My mum said enough was enough, she was going to call my doctor, make and appointment, and drive to Guelph, pick me up at work, and drive me there herself. So I went back to work, and that’s what she did. I worked for the afternoon, and at 4:00 my mum picked me up at the office and drove me to my doctor.
I started a course of anti-depressants. I started therapy a couple months into it. I was feeling a lot better. When the 6 month mark came, the time to go off anti-depressants, I was trepidations, but confident. I stopped taking my medication and I was fine… for a while.
As with my mother, the cycle repeated itself. This time I was able to seek treatment for myself, and earlier on in the process. I knew what was happening to me. Still it took far too long. It took friends and my mother telling me they thought I was depressed again, and it took time. My depression needed to get to a point where I couldn’t ignore it anymore.
This time I talked to my doctor about chronic depression. I expressed my concern that I might be chronic depressive. She in a most unreassuringly way (simply because it wasn’t what I wanted to hear) informed me that I likely was chronic depressive. Due to the fact that I had relapsed (only some fraction of people do) and my mother was chronic, and in light of a recently discovering that I too was depressed as a young child, just not diagnosed or treated, chances were pretty strong that I was/am chronic depressive.
I don’t know yet. That was 3 years ago, and I have been on anti-depressants ever since. They say that in the second round of anti-depressants you should stay on for at least 5 years. I guess I’ll find out in a couple years. A big part of me hopes I’m not chronic depressive, but I’m not sure why. I guess just because it’s such a big deal, and it would sure be nice to not have to take a pill every day.
So I guess that is a history of my depression, but doesn’t say at all what depression is for me. Depression is a time full of dread, self-doubt and self-deprecation. I know a friend who couldn’t decide which socks to wear one day, started crying and went back to bed and didn’t go to work. That’s what it’s like. The smallest things become huge. Everything feels insurmountable. I stop eating decent food. I stop sleeping at night. I start sleeping during the day. I don’t answer the phone. I don’t go out. I don’t talk to people.
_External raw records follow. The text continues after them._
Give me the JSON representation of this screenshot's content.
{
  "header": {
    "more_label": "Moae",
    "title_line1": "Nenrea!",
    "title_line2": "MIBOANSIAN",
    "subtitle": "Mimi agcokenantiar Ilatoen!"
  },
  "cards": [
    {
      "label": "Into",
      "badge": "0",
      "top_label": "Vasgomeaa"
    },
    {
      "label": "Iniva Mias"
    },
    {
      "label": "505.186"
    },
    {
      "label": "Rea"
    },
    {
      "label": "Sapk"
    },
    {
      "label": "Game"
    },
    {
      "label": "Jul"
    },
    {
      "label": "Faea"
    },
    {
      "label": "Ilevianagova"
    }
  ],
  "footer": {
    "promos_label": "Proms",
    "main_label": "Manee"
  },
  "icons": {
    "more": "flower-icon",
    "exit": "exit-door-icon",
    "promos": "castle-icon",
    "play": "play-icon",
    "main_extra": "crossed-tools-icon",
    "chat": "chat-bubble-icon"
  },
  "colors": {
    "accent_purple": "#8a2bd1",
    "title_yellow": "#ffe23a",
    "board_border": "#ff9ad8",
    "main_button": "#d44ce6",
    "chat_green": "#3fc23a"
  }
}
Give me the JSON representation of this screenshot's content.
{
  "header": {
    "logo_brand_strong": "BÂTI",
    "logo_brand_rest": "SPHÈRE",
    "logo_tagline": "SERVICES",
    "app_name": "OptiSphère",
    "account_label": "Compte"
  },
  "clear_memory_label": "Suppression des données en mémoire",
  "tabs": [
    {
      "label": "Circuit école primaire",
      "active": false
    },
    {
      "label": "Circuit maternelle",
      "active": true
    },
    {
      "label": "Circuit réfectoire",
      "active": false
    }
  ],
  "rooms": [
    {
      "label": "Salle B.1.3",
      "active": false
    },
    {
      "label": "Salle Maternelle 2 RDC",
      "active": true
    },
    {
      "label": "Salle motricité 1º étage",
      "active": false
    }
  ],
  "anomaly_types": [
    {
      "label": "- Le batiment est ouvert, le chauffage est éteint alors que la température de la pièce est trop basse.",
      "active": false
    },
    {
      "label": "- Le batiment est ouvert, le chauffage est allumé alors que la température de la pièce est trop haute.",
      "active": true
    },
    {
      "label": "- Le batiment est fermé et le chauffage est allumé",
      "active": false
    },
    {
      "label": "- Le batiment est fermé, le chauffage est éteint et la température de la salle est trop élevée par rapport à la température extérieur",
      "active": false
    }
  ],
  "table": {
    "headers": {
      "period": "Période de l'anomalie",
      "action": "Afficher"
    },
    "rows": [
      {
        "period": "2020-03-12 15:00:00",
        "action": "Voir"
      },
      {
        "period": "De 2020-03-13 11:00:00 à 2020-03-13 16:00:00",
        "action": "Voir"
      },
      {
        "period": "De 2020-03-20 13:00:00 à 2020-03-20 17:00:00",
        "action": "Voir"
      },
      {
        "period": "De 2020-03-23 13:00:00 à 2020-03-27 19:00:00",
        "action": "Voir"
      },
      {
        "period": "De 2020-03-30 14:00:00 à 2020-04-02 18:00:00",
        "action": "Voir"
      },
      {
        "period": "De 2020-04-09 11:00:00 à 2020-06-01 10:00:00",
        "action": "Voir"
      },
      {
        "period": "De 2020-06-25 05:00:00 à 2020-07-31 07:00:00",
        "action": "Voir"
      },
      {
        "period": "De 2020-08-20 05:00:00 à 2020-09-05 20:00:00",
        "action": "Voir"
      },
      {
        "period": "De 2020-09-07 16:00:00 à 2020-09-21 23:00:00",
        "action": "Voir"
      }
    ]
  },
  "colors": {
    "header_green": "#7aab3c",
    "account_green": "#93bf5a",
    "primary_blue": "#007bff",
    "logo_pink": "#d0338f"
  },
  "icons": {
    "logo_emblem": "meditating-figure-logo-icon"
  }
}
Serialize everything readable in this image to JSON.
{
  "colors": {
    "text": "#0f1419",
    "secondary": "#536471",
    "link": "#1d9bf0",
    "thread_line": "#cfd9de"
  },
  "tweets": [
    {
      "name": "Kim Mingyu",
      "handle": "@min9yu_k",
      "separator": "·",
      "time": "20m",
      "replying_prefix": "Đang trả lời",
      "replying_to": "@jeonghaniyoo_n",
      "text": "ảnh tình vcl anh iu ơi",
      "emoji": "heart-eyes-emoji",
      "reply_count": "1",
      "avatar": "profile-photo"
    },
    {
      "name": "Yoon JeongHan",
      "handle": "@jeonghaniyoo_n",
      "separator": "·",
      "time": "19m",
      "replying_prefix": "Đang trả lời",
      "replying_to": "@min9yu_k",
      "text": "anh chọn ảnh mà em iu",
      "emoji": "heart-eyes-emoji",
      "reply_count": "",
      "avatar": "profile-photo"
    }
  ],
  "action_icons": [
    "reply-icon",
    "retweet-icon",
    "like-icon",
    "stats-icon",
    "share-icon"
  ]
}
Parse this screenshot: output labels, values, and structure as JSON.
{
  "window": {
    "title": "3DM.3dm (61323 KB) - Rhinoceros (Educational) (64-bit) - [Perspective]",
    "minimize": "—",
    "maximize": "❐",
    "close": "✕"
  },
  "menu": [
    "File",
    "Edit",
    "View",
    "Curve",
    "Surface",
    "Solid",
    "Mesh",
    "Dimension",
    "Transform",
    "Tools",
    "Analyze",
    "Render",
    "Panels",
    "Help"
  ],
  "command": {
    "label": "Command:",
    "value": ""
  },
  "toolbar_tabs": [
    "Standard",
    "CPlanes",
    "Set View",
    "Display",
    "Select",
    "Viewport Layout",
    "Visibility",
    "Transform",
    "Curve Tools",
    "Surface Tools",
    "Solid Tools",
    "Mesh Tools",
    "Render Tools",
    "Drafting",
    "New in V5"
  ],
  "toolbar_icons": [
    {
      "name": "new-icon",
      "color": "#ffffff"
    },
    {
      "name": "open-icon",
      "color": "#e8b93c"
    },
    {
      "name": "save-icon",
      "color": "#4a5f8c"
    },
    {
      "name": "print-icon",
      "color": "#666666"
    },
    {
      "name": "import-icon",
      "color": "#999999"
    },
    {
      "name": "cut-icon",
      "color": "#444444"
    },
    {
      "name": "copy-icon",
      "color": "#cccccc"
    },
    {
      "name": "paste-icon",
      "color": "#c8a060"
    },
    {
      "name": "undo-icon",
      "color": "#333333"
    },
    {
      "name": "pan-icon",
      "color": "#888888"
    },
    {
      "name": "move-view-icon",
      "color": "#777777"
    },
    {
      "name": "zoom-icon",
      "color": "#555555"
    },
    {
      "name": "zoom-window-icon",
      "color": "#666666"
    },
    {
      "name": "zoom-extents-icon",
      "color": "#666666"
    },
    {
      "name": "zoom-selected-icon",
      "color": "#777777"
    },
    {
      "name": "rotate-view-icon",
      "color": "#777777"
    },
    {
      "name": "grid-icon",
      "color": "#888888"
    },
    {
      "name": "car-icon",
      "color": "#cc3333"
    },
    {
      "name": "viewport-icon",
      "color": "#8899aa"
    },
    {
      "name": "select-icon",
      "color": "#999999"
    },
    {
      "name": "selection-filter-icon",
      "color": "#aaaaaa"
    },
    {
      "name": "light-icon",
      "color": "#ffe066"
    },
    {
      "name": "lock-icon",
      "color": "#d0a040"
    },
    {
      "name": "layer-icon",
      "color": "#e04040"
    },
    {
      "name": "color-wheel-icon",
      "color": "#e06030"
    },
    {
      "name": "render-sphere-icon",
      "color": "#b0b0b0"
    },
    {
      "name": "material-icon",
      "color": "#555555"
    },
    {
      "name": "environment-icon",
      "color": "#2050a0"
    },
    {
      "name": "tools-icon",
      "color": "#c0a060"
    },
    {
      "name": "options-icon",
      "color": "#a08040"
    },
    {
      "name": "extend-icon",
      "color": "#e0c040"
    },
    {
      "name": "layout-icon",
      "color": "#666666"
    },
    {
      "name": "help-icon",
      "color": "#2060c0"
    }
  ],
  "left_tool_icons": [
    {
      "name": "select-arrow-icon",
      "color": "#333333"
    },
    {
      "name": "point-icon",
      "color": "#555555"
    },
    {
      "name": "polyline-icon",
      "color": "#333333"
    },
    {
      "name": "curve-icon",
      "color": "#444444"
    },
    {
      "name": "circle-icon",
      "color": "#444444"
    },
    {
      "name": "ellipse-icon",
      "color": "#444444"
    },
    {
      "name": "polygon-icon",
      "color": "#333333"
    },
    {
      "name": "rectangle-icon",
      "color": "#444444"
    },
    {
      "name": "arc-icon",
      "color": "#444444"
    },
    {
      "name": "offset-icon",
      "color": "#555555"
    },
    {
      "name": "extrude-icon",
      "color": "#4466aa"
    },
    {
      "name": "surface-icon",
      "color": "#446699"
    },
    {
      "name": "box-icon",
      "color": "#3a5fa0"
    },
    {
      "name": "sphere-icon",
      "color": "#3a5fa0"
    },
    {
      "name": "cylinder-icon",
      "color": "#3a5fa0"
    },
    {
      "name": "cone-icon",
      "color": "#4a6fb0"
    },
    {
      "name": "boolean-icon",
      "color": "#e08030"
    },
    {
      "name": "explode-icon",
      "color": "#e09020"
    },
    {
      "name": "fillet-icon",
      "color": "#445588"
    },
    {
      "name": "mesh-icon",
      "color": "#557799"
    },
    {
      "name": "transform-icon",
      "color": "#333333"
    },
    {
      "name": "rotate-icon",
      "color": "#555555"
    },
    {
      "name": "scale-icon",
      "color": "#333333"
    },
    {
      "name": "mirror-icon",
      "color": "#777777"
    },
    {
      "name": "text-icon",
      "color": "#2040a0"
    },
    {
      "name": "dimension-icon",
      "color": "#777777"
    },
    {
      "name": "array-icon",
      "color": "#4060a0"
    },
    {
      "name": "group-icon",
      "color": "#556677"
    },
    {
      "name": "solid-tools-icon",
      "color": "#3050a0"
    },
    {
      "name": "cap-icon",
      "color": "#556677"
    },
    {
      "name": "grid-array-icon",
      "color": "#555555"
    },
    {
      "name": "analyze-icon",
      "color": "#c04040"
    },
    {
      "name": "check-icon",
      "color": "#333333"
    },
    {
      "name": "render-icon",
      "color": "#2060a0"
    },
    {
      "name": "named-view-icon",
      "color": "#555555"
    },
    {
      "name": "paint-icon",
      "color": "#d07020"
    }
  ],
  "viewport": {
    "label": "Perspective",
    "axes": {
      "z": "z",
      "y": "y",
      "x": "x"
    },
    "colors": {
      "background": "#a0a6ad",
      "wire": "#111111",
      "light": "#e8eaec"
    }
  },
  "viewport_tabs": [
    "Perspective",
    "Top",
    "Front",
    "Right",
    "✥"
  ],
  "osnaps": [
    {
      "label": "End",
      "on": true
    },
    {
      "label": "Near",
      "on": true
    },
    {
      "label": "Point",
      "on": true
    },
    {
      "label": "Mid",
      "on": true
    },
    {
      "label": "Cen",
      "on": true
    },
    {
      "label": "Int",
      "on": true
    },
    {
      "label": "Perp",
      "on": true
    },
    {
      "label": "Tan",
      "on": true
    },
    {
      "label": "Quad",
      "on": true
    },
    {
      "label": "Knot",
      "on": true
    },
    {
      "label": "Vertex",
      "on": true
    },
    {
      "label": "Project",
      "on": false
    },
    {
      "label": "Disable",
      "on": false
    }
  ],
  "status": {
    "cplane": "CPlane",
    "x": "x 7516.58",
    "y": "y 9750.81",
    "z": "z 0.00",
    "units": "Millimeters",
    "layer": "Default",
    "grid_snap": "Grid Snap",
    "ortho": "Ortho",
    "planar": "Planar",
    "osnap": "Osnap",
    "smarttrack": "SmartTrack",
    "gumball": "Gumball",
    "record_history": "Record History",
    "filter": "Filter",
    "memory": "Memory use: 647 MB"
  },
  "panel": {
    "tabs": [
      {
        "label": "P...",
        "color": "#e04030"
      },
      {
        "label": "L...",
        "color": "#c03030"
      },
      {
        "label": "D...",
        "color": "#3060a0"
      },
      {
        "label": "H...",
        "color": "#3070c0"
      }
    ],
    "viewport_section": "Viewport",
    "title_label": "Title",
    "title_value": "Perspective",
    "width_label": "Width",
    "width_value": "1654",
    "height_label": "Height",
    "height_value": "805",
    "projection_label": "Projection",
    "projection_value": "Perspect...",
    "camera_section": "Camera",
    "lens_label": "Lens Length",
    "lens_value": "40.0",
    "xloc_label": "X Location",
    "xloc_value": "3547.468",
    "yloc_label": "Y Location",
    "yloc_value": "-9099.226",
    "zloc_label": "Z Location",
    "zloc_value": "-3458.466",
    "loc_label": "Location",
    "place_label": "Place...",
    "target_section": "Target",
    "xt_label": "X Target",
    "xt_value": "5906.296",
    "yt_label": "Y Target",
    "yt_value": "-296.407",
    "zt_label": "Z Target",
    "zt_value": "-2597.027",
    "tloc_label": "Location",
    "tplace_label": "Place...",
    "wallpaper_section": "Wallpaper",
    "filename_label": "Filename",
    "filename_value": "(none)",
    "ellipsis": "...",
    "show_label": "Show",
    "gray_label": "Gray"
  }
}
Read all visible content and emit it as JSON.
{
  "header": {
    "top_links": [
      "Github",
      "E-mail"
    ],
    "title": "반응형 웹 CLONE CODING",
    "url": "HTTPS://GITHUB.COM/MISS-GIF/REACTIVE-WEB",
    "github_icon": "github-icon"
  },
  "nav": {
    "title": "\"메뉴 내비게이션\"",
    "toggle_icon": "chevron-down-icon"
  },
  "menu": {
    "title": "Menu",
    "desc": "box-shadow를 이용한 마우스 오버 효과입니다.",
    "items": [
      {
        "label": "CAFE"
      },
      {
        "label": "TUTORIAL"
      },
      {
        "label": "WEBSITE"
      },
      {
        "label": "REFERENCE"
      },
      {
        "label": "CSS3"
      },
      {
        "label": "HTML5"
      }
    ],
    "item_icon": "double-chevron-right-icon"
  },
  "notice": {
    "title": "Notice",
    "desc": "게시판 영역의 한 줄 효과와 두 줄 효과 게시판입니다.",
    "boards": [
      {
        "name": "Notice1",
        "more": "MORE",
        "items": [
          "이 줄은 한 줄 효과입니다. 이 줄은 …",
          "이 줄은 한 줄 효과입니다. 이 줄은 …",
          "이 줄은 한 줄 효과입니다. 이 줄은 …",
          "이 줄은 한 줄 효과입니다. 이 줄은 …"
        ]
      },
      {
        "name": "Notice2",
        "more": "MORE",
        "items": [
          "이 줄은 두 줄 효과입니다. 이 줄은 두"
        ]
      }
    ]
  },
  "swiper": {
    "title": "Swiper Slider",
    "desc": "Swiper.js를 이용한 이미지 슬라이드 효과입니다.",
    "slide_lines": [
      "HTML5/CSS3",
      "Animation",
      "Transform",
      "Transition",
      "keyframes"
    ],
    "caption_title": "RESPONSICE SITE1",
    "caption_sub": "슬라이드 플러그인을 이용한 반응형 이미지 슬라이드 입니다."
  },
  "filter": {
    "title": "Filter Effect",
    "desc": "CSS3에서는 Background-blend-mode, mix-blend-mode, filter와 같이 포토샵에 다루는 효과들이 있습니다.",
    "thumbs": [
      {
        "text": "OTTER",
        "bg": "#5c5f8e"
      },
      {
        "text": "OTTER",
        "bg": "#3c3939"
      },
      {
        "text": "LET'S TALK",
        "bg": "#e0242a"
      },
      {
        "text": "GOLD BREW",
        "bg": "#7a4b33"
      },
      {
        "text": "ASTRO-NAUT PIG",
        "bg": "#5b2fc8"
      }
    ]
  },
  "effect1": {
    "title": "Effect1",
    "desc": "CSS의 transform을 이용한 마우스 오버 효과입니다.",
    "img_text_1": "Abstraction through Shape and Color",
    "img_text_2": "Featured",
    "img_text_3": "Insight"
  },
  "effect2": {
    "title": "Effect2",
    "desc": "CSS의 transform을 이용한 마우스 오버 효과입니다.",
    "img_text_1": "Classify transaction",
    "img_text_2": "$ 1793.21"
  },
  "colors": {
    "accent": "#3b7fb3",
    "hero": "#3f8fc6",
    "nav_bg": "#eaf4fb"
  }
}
I cry all the time. I cry and have no idea what it is I’m crying about. I can’t think. That’s the worst part. I can’t think. Not just I can’t think straight, I just can’t think. It’s like my brain goes on hold. Everything is amplified. Someone has to cancel a date; I assume it must be because of me. Something bad happens and it must be my fault. I question why people love me, why John is with me, why anyone would ever want to be with me. I want to hurt myself. I do things to hurt myself that won’t leave marks or scars, I hit the wall, I close my eyes and imagine spikes being driven through my body, anything that people won’t notice or question when they see me the next time. I want to cut my hand, but I know that it will disappoint people even more than they must be, so instead I draw on it with a ballpoint pen. I press as hard as I can and cover my whole palm with black ink.
That is what it is like to be depressed for me. You’ll find that it varies from person to person, for instance I never had serious thoughts of suicide (such as how I would do it etc) but I did think the world would be a better place without me here, that I wished I had never been born, or maybe I could just die. They equal the same as thoughts of suicide, it’s still an ending of existence, it’s just not by your own hand. Not everyone is so fatalistic in their depression. But you will also notice remarkable similarities.
Thankfully I have not had a depressive episode in 3 years. I have my moments. I still get sad. But it’s different. I haven’t thought the world would be a better place without me in years. I know why people love me. I know why John loves me. I know I am a valuable person.